“I have always been known to follow my own rhythm and not really be concerned about outside influences,” says Elise Morse with a smile. This attitude has seen her train and work as an engineer for the Military Sealift Command across Asia and the Middle East. Today, she’s part of the vibration analysis team at Augury. “I’ve also always been a big science and math person.”
“My father definitely triggered this path,” says Elise. “He was an electrical engineer and was regularly bringing projects home with him – such as tool prototypes from when he worked for DeWalt or Black & Decker. I found it fascinating,” says Elise. “And I still do.”
“In a way, I see the wireless condition monitoring of industrial or manufacturing machines as a similar job as that of a doctor. We’re listening like they do with a stethoscope – but continuously. We’re constantly scanning for any kind of change. If something abnormal comes up, we review, evaluate and inform the customer. While a doctor might recommend vitamins or more bloodwork, we might suggest adding oil, tightening a bolt or replacing a part to help extend the life of the asset or prevent an unexpected failure.”
That Special Moment of Knowing
Elise gets her job satisfaction from those moments when she realizes she now knows something she didn’t before. “Sure, you can take courses and read textbooks but when you see the actual data and put two and two together, that feels great. It only motivates you to strive to learn more.”
At Augury, she saw this constant learning accelerate. “We’re doing non-traditional vibration analysis. We’re installing on a multitude of different machines that have never had such analysis performed before. It’s pushing the boundaries. We are seeing all these different machines and how they behave. For example, we can align vibration patterns with wear patterns – and really get into a new type of troubleshooting,” enthuses Elise.
“It used to be that you’d do these checks monthly or sometimes even yearly. But now you can see all the moments continuously – including those Sunday evenings when operations hit the gas to push production and then you see these transients you would have otherwise missed. It’s like a Fitbit for machines.
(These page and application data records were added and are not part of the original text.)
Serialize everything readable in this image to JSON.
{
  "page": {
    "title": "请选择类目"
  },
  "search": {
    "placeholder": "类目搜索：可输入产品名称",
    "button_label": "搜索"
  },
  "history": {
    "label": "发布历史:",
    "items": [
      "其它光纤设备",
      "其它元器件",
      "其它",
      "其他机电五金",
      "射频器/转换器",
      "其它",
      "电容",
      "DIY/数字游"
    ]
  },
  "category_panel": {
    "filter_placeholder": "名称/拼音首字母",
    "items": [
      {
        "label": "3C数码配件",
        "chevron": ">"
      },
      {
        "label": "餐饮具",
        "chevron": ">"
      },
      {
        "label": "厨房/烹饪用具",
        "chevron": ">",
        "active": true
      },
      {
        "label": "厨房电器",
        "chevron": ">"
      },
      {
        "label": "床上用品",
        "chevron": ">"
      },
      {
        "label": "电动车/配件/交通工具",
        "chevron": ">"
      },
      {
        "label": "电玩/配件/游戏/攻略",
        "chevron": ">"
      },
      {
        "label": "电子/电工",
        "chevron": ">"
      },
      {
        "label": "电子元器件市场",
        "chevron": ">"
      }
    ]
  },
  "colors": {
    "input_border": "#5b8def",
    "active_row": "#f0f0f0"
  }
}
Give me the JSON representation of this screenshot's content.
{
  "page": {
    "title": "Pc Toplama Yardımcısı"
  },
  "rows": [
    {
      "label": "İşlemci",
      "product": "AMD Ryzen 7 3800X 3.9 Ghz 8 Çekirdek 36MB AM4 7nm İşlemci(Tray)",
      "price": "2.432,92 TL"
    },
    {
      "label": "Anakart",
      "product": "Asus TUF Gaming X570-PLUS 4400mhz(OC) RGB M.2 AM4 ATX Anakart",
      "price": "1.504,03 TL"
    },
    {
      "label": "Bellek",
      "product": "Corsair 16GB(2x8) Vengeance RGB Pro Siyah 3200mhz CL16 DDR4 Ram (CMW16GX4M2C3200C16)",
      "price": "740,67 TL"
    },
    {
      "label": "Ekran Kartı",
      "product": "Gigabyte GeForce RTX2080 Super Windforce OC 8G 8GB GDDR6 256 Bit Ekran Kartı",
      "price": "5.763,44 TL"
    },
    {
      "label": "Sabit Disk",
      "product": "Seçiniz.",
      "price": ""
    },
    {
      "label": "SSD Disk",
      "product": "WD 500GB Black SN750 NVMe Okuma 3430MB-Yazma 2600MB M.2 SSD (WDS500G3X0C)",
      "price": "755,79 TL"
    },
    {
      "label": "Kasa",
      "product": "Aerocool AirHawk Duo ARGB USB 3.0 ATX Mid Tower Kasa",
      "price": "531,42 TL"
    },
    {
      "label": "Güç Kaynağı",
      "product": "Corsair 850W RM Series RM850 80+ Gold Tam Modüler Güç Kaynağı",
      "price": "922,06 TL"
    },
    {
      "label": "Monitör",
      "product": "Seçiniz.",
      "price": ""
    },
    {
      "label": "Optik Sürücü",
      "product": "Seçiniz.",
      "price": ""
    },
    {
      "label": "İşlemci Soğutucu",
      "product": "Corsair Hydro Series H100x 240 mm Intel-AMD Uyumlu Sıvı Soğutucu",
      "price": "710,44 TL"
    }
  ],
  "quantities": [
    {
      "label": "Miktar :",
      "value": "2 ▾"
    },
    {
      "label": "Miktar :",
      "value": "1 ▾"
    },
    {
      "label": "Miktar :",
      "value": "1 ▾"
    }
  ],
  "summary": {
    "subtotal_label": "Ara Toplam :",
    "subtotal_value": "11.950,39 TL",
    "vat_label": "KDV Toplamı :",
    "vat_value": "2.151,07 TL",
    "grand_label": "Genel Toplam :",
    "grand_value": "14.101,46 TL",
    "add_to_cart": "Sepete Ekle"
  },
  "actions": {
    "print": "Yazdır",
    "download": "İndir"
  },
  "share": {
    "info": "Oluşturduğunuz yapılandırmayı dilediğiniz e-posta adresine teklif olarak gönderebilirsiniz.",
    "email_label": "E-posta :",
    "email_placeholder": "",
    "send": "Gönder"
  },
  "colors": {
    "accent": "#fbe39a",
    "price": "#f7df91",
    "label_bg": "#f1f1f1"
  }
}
You can watch – and learn – all the time.”
Don’t Let Them Slow You Down
But Elise has experienced some career bumps on her road. “In the Merchant Marines, I learned a lot about maintenance and dealing with pumps, compressors and all that. But at the same time there wasn’t a terribly large support system. For the most part, everyone is pretty respectful, but there are definitely no shoulders to cry on. You really had to be strong in yourself,” she recalls.
“And when I came shoreside, I started to work at a plant since I had pump experience. So, the ball just kind of keeps rolling. Onward to bigger systems and higher energy pumps.” But one thing stayed relatively unchanged: no real support systems.
“I just put my nose to the grindstone and decided: this is what I enjoy doing so I am going to do it. But I’ve been in situations where I’ve been laughed at in my face. That’s when you have to just be professional, ignore it and say ‘show me your asset’ and get to work. It’s the only way you can rise above it all. You can’t let them slow you down.”
Follow the Beat of Your Own Drum
Happily, Elise has seen a growth in support communities in recent years. “There’s a lot more outreach, especially with the internet. Now, you can really lean into these networks while you figure out if this work is really for you. You just have to follow the beat of your own drum.”
Elise also has advice for employers. “I used to work for an industry-leading pump company and it was still a ‘good old boys club’. Eventually it became apparent to me that no matter the level of skill and amount of dedication I brought to the table, I was not going to make it up the ranks. Once I realized my progression was stifled, I packed my bags and left. With this attitude the company has lost a lot of talent. Eventually, I found my place at Augury.”
“I think it’s these past experiences that explain why I would love to be mentoring more folks in the future – especially those new to the industry,” says Elise. “I was lucky to find one mentor along the way: a very smart and technical man who answered my questions and shared his 20-plus years of experience. I could just keep asking him questions – it was invaluable.”